|A Hero Selling Cars
It took a production as big as World War 11 to give Hopper a chance to get away from it all. In 1942, he joined the Coast Guard. He worked in underwater demolition and was good at itmaybe too good. His frogman team was originally chosen to lead the way for the possible invasion of Tokyo, a suicidal mission if there ever was one. However, Hopper was injured in the Philippines and returned home from the war in 1945 a hero. His mother was apparently more concerned than proud of her son's bravery, but for Bill Hopper it had been days of gloryperhaps more glory than he would ever find on the screen.
That question wouldn't be answered for almost a decade. After the service, Hopper dropped out of Hollywood lifeto sell cars. He was the first to admit that he wasn't good at it. In addition, his boss wasn't above using Bill and his famous mother as steppingstones to some lucrative Hollywood connections. And when things got tough, Hedda was right there as usual, offering to buy Bill his own business.
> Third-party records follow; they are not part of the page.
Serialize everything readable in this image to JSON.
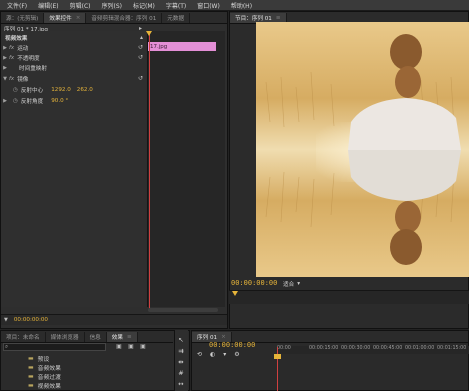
{
  "menu": [
    "文件(F)",
    "编辑(E)",
    "剪辑(C)",
    "序列(S)",
    "标记(M)",
    "字幕(T)",
    "窗口(W)",
    "帮助(H)"
  ],
  "ec_tabs": [
    {
      "label": "源：(无剪辑)",
      "active": false
    },
    {
      "label": "效果控件",
      "active": true
    },
    {
      "label": "音频剪辑混合器：序列 01",
      "active": false
    },
    {
      "label": "元数据",
      "active": false
    }
  ],
  "ec_header": {
    "sequence": "序列 01 * 17.jpg",
    "clip_name": "17.jpg"
  },
  "effects": {
    "section_title": "视频效果",
    "rows": [
      {
        "fx": "fx",
        "label": "运动"
      },
      {
        "fx": "fx",
        "label": "不透明度"
      },
      {
        "fx": "",
        "label": "时间重映射"
      },
      {
        "fx": "fx",
        "label": "镜像"
      }
    ],
    "mirror_params": [
      {
        "label": "反射中心",
        "value1": "1292.0",
        "value2": "262.0"
      },
      {
        "label": "反射角度",
        "value1": "90.0 °",
        "value2": ""
      }
    ]
  },
  "ec_timecode": "00:00:00:00",
  "program": {
    "tab": "节目：序列 01",
    "timecode": "00:00:00:00",
    "fit_label": "适合",
    "fit_chevron": "chevron-down-icon"
  },
  "project": {
    "tabs": [
      {
        "label": "项目：未命名",
        "active": false
      },
      {
        "label": "媒体浏览器",
        "active": false
      },
      {
        "label": "信息",
        "active": false
      },
      {
        "label": "效果",
        "active": true
      }
    ],
    "search_placeholder": "",
    "folders": [
      "预设",
      "音频效果",
      "音频过渡",
      "视频效果",
      "视频过渡"
    ]
  },
  "timeline": {
    "tab": "序列 01",
    "timecode": "00:00:00:00",
    "ruler": [
      "00:00",
      "00:00:15:00",
      "00:00:30:00",
      "00:00:45:00",
      "00:01:00:00",
      "00:01:15:00"
    ]
  },
  "colors": {
    "accent": "#e6b43a",
    "clip": "#e38fd6",
    "playhead": "#d04040"
  }
}
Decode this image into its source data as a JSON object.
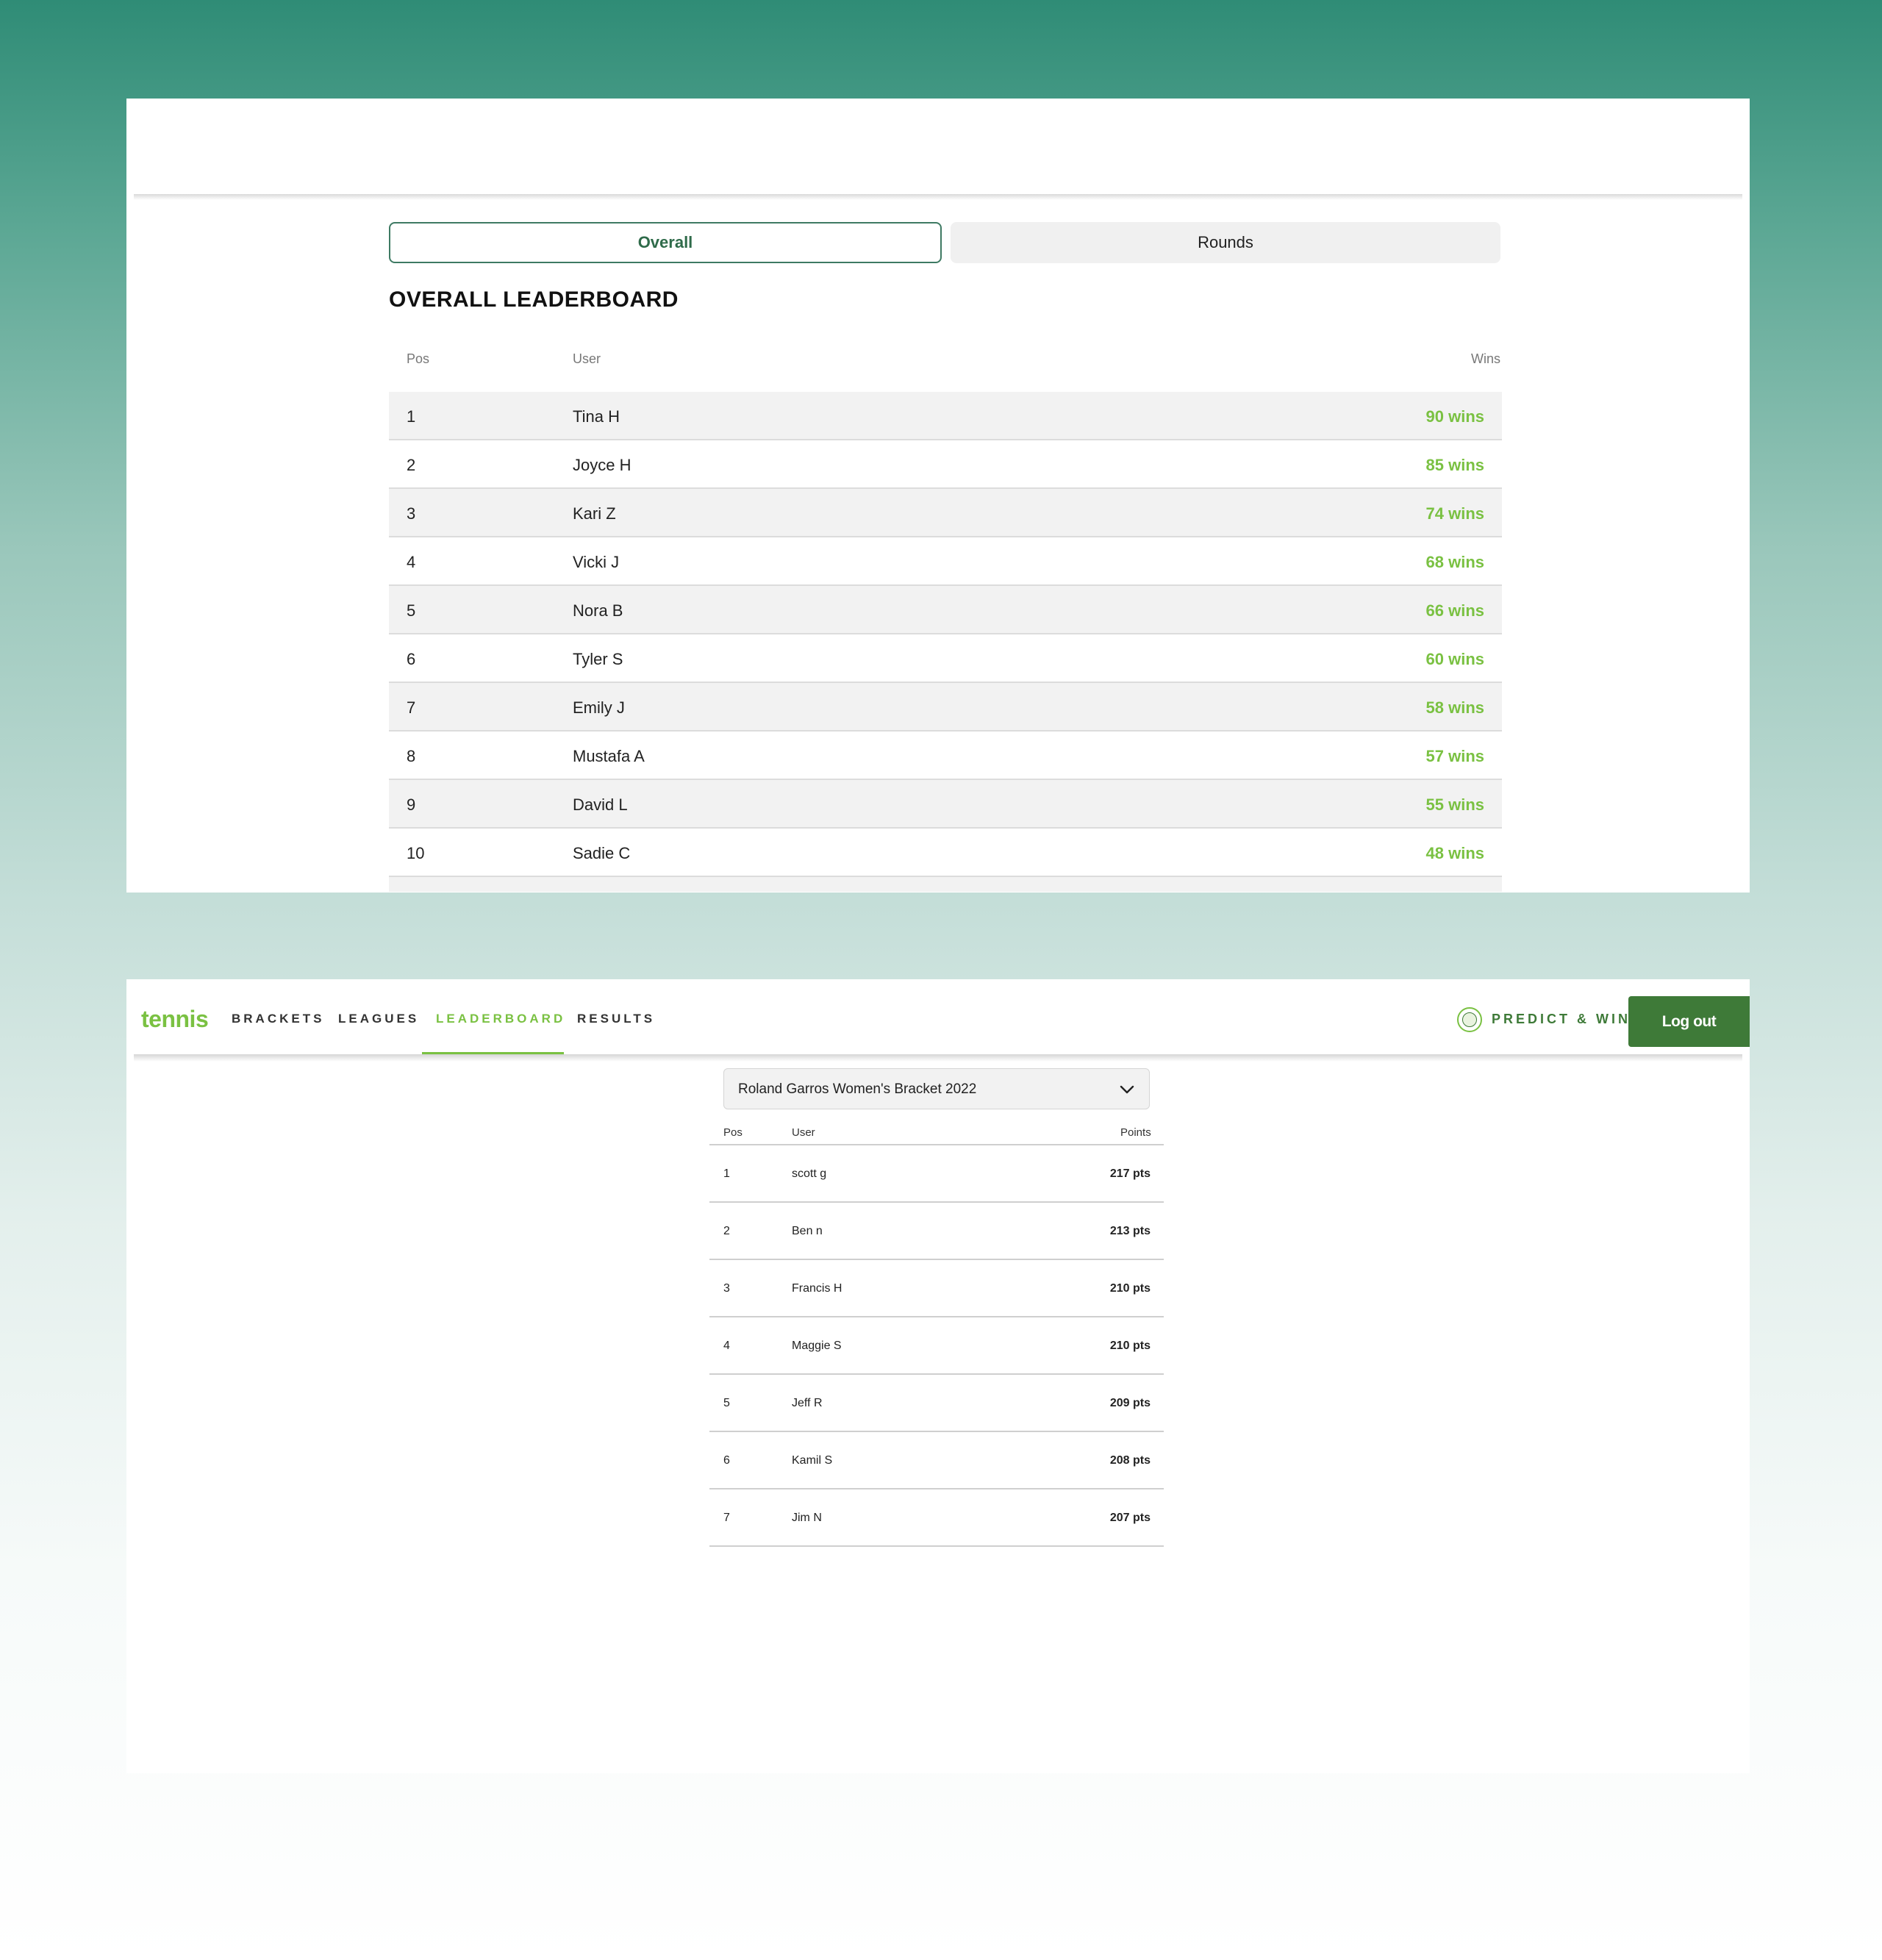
{
  "leaderboard_overall": {
    "tabs": [
      {
        "label": "Overall",
        "active": true
      },
      {
        "label": "Rounds",
        "active": false
      }
    ],
    "title": "OVERALL LEADERBOARD",
    "columns": {
      "pos": "Pos",
      "user": "User",
      "wins": "Wins"
    },
    "rows": [
      {
        "pos": "1",
        "user": "Tina H",
        "wins": "90 wins"
      },
      {
        "pos": "2",
        "user": "Joyce H",
        "wins": "85 wins"
      },
      {
        "pos": "3",
        "user": "Kari Z",
        "wins": "74 wins"
      },
      {
        "pos": "4",
        "user": "Vicki J",
        "wins": "68 wins"
      },
      {
        "pos": "5",
        "user": "Nora B",
        "wins": "66 wins"
      },
      {
        "pos": "6",
        "user": "Tyler S",
        "wins": "60 wins"
      },
      {
        "pos": "7",
        "user": "Emily J",
        "wins": "58 wins"
      },
      {
        "pos": "8",
        "user": "Mustafa A",
        "wins": "57 wins"
      },
      {
        "pos": "9",
        "user": "David L",
        "wins": "55 wins"
      },
      {
        "pos": "10",
        "user": "Sadie C",
        "wins": "48 wins"
      }
    ],
    "colors": {
      "wins": "#7ac142",
      "tab_border": "#3e7a63"
    }
  },
  "nav": {
    "logo": "tennis",
    "items": [
      {
        "label": "BRACKETS",
        "active": false
      },
      {
        "label": "LEAGUES",
        "active": false
      },
      {
        "label": "LEADERBOARD",
        "active": true
      },
      {
        "label": "RESULTS",
        "active": false
      }
    ],
    "predict_label": "PREDICT & WIN",
    "predict_icon": "predict-win-badge-icon",
    "logout_label": "Log out",
    "colors": {
      "accent": "#7ac142",
      "button": "#3e7a38"
    }
  },
  "bracket_leaderboard": {
    "selected_bracket": "Roland Garros Women's Bracket 2022",
    "dropdown_icon": "chevron-down-icon",
    "columns": {
      "pos": "Pos",
      "user": "User",
      "points": "Points"
    },
    "rows": [
      {
        "pos": "1",
        "user": "scott g",
        "points": "217 pts"
      },
      {
        "pos": "2",
        "user": "Ben n",
        "points": "213 pts"
      },
      {
        "pos": "3",
        "user": "Francis H",
        "points": "210 pts"
      },
      {
        "pos": "4",
        "user": "Maggie S",
        "points": "210 pts"
      },
      {
        "pos": "5",
        "user": "Jeff R",
        "points": "209 pts"
      },
      {
        "pos": "6",
        "user": "Kamil S",
        "points": "208 pts"
      },
      {
        "pos": "7",
        "user": "Jim N",
        "points": "207 pts"
      }
    ]
  }
}
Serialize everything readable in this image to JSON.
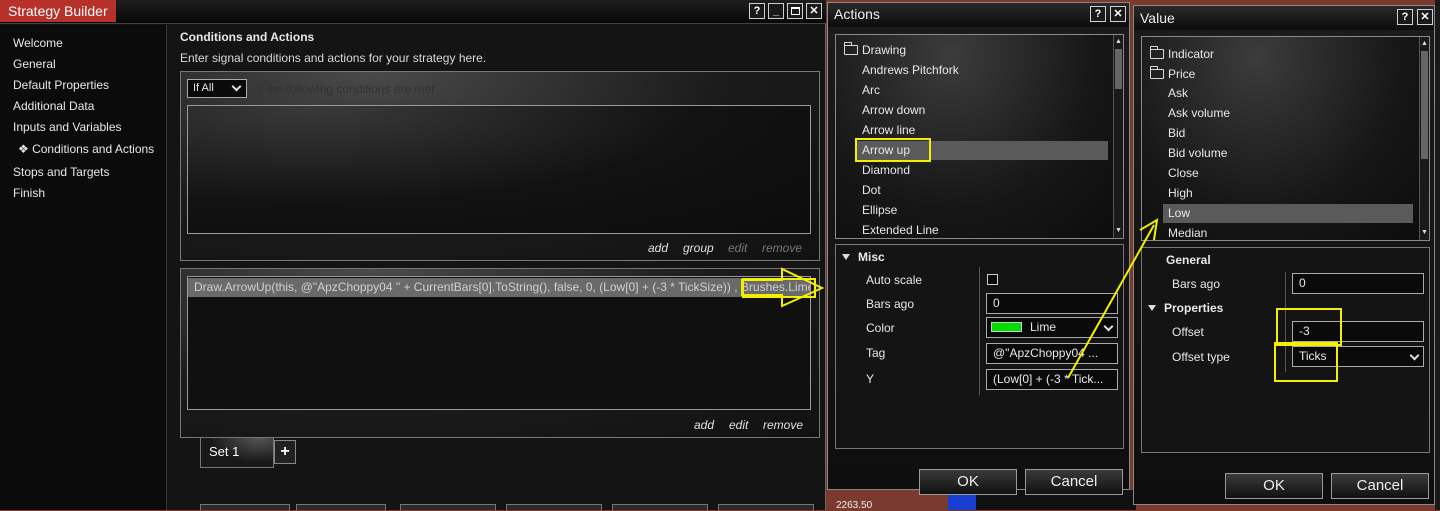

Yet Hopper stuck with it for eight years, supporting his wife, Jane, whom he had married in 1940, and his young daughter, Joan, who was born in 1947. (This marriage would go awry, at least temporarily, in 1962.)
Hedda was to be proud of her son yet. In 1953, Bill Hopper was coaxed out of the car business and back into show business to pick up where he had left off before the war. William Wellman cast him in The High and the Mighty as the cowboy playing across from Jan Sterling. But he still felt suspicious that momma was pulling strings behind the scenes. At the time, Wellman claimed he didn't know Hopper was Hedda's son. Luckily, Wellman wasn't under oath at the time. Son Hopper knew better: "I was very doubtful. When it appeared Wellman was serious, I asked him if he knew whose son I was. He ignored me. I was so lousy, so nervous, I didn't even know where the camera was. But somehow Billy got me through. Afterward, I thanked him. He said, 'Thank me, my foot. After this, you're going to be in every picture I make.' I didn't believe him."
Shortly afterward, Hopper was cast in his first live TV show, a Lux Video presentation with Claire Trevor called "No Sad Songs for Me."
"I was so scared I canceled," Hopper remembered. "I swore I'd never act again as long as I lived. Then I thought, what the heck, they can't shoot me, and walked on the set. Something happened then. It was as if someone had surgically removed the nerves."
By 1955, Hopper had become more comfortable on the screen. He showed upwith dozens of other actorsto test for the role of TV's Perry Mason. But when Burr got Mason, Hopper got Paul Drake. Years after their roles were cast, Hopper said: "He [Burr] was everybody's idea of what Perry really was like, while I was some guy with prematurely gray hair.
"I don't think I could have handled Mason. I'm just not that dedicated."
But Hopper was finally working steadily in the industry and undoubtedly Hedda felt she had won. And she let the world know about it. Never one to contain her gift of gab, Hedda always positively blubbered over her son's exploits in her columns. Finally, Hopper put his foot down. About the time he joined the cast of "Perry Mason," he ordered her never to use his name in her column again.
Webmaster's Note: A message from David Nedrow points out that the picture at the top of the page is from "The Bad Seed" (1956). The actress is Nancy Kelly.
|The Perry Mason TV Show Book Copyright © 1987 by Brian Kelleher and Diana Merrill. All rights reserved. Presented here by permission of the copyright holder. Commercial use prohibited. Web page Copyright © 1998 D. M. Brockman. Last edited 30 Mar 2005.|